The promised February launch of the Xperia X10 may be put on hold but that hasn’t stopped information from flowing in elsewhere – a bunch of new information has poured in about the device and Sony Ericsson’s Android initiative in general. First off, what I’m sure you’re seeking most, hands on reviews of the device from Engadget and Gizmodo:
Engadget said their experience with the X10 was merely mediocre, noting a horribly half-decent experience with the UI that would sometimes lag terribly and other times be lightning quick, at seemingly random intervals. It has potential but these guys say it gets bogged down and slow rather quickly and it needs a LOT of work – especially the software keyboard:
They’ve also got a video on viddler of the X10 in action.
The guys at Gizmodo had a similar experience of mediocrity but whereas others think software tinkering can fix the problem, this hands on suggests its more of an all-around problem:
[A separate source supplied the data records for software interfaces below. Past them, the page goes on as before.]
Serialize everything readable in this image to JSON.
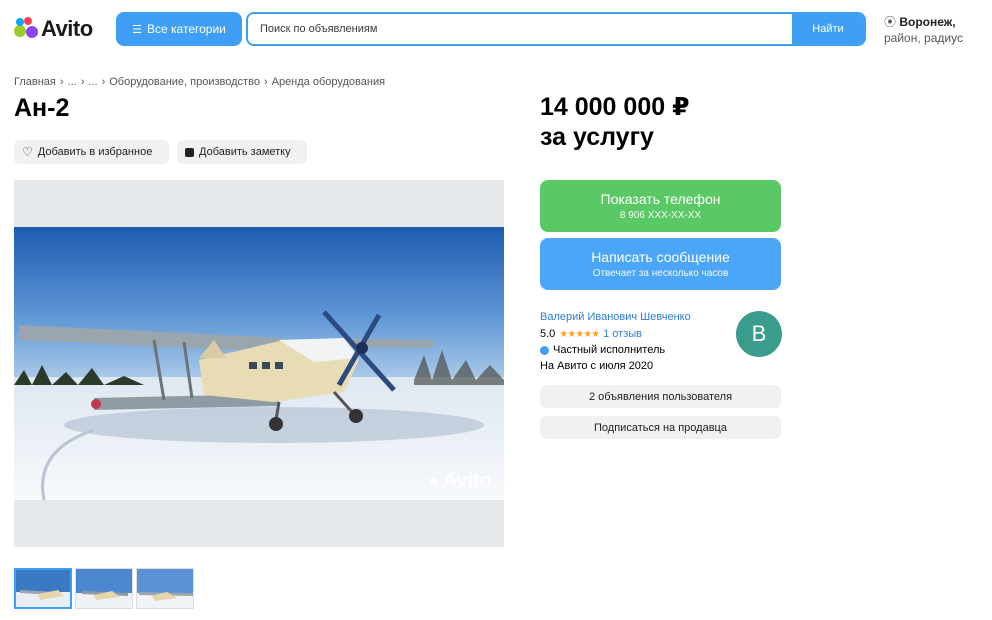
{
  "header": {
    "logo_text": "Avito",
    "categories_label": "Все категории",
    "search": {
      "placeholder": "Поиск по объявлениям",
      "button_label": "Найти"
    },
    "location": {
      "city": "Воронеж,",
      "detail": "район, радиус"
    }
  },
  "breadcrumb": [
    "Главная",
    "...",
    "...",
    "Оборудование, производство",
    "Аренда оборудования"
  ],
  "breadcrumb_separator": "›",
  "listing": {
    "title": "Ан-2",
    "favorite_label": "Добавить в избранное",
    "note_label": "Добавить заметку",
    "price": "14 000 000 ₽",
    "price_unit": "за услугу",
    "watermark": "Avito"
  },
  "contact": {
    "phone_label": "Показать телефон",
    "phone_masked": "8 906 XXX-XX-XX",
    "message_label": "Написать сообщение",
    "message_sub": "Отвечает за несколько часов"
  },
  "seller": {
    "name": "Валерий Иванович Шевченко",
    "rating": "5.0",
    "stars": "★★★★★",
    "reviews": "1 отзыв",
    "type": "Частный исполнитель",
    "since": "На Авито с июля 2020",
    "avatar_letter": "В",
    "ads_label": "2 объявления пользователя",
    "subscribe_label": "Подписаться на продавца"
  },
  "colors": {
    "accent_blue": "#3f9ff5",
    "phone_green": "#5bc866",
    "message_blue": "#4ca6f7",
    "avatar_teal": "#3a9c8c"
  },
  "icons": [
    "avito-logo-dots",
    "categories-icon",
    "location-pin-icon",
    "heart-icon",
    "note-icon",
    "star-icon",
    "verified-icon"
  ]
}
The X10 is perfectly fine. It’s just that everything outwardly belies the specialness of what’s going on inside. The all plastic-build feels just slightly better than cheap, the shape is kind of awkward unless you have gorilla hands, the design—it all just feels, well, incredibly ordinary.
Not exactly what you want to hear from people craving Xperia Android goodness, but they DID say the camera is awesome which is pretty exciting. A video of them testing the phone out:
Both of these hands on reviews highlight two features of the Sony Ericsson Android experience – MediaScape and TimeScape. Together, they make up what the company is now calling Nexus – essentially their version of HTC Sense or MOTO BLUR. MediaScape is essentially your all-in-one media center and TimeScape is your integrated contacts manager. It’s nice to know that SE doesn’t FORCE you to use their solutions and Android’s default apps for media and contacts are easily accessible. Not that you would WANT to use Android’s built-in media player but hey, the option is all yours.
The question on most people’s minds is “how much will this thing cost?” The answer? A lot. The Wall Street Journal is reporting the phone will cost $879 without a contract. Even if a carrier were to offer a ridiculous $500 subsidy for the phone it would STILL be $379 and EASILY the most expensive Android Phone. Not to mention SE hasn’t exactly had the easiest time coaxing carriers into partnerships. If they’re going to be asking this much for the phone they better darn well fix the problems and make it undeniably awesome – which it clearly isn’t at this moment.